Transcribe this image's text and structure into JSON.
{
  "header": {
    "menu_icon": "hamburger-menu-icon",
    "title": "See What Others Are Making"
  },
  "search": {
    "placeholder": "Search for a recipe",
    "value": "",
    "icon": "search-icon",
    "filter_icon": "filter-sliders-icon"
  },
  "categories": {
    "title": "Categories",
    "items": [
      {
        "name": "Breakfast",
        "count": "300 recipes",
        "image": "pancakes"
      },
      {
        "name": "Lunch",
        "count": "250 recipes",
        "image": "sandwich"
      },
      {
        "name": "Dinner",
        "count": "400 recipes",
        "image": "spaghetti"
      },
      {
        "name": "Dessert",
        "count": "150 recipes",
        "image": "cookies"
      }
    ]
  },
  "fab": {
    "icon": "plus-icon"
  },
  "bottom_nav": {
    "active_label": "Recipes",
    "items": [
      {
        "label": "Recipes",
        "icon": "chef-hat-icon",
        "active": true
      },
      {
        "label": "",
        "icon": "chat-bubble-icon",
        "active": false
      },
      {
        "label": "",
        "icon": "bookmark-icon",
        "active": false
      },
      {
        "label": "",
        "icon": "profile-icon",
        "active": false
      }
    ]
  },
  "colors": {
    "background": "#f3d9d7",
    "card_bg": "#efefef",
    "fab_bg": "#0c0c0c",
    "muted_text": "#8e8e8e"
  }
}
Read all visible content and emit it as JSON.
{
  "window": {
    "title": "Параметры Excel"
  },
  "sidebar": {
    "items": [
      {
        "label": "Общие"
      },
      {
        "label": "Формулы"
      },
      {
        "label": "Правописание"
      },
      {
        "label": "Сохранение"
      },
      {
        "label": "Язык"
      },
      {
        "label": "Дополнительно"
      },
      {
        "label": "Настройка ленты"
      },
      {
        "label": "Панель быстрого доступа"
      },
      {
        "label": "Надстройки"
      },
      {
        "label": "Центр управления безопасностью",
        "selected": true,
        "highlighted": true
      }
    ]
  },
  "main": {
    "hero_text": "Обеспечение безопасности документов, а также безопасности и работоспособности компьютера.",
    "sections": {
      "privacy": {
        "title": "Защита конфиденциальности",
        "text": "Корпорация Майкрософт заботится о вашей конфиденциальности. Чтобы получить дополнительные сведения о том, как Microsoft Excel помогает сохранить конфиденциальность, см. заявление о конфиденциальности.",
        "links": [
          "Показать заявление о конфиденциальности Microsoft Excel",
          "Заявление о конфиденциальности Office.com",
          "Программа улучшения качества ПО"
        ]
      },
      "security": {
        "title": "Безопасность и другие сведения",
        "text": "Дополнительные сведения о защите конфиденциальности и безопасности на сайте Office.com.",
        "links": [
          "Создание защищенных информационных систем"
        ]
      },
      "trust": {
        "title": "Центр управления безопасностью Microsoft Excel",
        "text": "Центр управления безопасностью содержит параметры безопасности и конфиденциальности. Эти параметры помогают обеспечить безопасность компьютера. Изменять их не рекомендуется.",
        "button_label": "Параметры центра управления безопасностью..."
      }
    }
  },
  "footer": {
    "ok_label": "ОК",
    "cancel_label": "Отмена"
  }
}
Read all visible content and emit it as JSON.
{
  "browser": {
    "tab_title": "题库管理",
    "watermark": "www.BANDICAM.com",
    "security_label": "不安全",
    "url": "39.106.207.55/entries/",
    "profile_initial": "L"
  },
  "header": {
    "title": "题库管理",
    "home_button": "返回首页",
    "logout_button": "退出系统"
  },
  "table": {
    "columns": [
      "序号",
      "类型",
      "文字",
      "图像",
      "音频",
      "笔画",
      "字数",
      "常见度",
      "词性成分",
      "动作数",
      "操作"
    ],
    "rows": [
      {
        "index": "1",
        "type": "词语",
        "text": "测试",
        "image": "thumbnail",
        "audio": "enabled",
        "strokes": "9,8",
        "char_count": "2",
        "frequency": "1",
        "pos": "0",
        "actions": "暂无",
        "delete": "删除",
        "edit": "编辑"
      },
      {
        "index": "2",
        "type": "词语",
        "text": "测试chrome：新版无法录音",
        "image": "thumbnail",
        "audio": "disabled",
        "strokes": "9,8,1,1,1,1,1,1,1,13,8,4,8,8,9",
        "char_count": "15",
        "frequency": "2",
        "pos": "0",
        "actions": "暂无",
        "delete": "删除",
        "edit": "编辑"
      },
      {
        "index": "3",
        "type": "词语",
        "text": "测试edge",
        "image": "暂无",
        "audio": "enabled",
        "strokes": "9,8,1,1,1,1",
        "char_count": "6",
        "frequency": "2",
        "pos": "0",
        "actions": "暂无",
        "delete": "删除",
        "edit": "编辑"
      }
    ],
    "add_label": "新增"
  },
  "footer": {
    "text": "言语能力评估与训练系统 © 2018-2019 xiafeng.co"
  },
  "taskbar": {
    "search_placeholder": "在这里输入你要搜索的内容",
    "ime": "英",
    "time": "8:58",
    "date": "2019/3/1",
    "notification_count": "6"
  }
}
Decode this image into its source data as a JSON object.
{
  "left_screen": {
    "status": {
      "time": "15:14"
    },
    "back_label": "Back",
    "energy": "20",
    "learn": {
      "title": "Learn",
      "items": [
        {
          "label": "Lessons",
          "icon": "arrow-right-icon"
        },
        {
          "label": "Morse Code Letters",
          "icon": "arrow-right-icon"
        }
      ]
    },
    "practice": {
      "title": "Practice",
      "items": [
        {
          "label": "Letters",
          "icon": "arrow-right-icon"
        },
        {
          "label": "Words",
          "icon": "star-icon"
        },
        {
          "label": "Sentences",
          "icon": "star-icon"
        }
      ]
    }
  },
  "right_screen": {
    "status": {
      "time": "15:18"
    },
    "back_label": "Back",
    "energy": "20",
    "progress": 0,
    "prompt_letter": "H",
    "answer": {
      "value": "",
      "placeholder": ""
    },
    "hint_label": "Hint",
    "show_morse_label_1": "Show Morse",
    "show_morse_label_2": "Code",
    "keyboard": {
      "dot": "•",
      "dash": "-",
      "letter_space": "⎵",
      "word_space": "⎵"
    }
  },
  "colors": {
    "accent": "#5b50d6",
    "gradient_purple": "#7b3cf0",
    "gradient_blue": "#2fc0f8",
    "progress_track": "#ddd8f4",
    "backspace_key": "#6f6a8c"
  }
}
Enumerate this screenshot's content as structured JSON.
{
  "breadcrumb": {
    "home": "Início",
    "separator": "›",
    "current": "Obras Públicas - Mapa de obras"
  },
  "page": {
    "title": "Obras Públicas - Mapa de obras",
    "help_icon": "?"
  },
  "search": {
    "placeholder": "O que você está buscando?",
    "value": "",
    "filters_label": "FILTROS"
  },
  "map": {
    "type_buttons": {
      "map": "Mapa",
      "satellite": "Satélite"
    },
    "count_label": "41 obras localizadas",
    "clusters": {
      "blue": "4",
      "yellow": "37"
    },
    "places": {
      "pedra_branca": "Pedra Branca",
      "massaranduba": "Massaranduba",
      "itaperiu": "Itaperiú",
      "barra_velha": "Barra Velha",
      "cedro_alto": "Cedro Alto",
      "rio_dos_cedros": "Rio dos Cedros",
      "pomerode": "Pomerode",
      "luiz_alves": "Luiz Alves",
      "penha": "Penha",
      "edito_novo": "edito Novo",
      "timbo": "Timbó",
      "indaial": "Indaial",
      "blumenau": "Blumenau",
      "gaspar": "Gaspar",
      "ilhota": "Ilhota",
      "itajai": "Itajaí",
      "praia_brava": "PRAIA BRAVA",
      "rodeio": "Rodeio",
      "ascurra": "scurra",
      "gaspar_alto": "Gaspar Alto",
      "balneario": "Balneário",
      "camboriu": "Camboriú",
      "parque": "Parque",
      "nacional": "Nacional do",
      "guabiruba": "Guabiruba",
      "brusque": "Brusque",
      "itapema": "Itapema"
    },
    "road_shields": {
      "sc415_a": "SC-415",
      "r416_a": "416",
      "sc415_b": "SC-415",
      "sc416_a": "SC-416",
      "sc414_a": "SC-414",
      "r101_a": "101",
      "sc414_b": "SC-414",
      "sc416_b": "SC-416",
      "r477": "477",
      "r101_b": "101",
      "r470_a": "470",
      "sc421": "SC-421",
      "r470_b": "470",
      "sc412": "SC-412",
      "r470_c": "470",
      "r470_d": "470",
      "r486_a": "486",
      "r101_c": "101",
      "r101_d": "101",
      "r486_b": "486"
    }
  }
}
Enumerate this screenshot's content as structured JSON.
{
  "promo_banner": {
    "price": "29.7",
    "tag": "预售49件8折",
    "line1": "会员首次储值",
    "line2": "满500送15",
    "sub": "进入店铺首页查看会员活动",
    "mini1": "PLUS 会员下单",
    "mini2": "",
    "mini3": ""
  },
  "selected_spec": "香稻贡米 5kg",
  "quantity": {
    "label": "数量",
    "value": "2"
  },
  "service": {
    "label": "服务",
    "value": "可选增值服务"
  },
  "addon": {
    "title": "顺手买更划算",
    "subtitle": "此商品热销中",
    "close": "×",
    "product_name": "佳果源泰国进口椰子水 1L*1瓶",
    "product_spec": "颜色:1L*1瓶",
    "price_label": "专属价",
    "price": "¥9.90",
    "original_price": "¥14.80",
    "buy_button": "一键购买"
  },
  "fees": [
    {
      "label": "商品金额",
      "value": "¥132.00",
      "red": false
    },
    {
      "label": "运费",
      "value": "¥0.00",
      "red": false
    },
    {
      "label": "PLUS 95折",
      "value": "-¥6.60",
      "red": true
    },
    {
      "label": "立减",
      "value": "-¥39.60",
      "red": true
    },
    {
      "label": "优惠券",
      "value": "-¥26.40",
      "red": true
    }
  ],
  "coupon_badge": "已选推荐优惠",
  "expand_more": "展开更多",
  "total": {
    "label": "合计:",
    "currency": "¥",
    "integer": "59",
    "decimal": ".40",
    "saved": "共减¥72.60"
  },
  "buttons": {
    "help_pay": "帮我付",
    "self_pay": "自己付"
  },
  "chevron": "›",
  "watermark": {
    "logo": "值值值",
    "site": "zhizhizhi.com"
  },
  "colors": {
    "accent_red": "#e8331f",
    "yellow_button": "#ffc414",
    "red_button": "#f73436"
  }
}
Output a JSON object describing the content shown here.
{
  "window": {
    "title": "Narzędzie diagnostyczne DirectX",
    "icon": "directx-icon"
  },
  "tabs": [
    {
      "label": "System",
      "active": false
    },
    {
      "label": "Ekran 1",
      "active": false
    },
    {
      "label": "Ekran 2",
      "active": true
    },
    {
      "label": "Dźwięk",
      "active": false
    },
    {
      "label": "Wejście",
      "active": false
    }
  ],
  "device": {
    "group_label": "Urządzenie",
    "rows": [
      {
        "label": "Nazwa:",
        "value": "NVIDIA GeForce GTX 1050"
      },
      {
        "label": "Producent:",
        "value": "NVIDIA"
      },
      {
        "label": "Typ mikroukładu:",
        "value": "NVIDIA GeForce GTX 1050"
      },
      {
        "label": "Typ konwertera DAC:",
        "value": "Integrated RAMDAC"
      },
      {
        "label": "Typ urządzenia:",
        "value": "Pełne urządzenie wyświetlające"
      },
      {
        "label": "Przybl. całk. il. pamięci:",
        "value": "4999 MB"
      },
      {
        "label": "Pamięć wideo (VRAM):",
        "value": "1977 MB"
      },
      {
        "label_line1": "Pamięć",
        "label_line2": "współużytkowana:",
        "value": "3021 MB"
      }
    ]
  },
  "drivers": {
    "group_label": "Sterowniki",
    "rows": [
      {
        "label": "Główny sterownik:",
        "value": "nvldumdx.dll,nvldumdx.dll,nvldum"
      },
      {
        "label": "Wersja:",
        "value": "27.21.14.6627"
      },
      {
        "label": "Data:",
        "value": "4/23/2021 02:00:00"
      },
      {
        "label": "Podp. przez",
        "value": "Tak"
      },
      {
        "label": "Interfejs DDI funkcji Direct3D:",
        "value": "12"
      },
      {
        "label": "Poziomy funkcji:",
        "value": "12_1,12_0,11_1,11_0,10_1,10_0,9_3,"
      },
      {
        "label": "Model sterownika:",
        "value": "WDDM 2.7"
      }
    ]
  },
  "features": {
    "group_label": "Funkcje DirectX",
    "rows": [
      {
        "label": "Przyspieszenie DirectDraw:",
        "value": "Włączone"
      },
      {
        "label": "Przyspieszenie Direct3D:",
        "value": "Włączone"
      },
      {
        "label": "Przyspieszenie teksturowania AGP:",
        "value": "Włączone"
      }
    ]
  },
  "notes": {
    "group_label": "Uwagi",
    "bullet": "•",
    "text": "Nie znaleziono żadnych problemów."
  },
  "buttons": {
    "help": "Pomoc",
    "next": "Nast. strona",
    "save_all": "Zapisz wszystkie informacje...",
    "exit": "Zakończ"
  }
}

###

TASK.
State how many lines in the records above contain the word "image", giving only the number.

EXERCISE SOLUTION.
9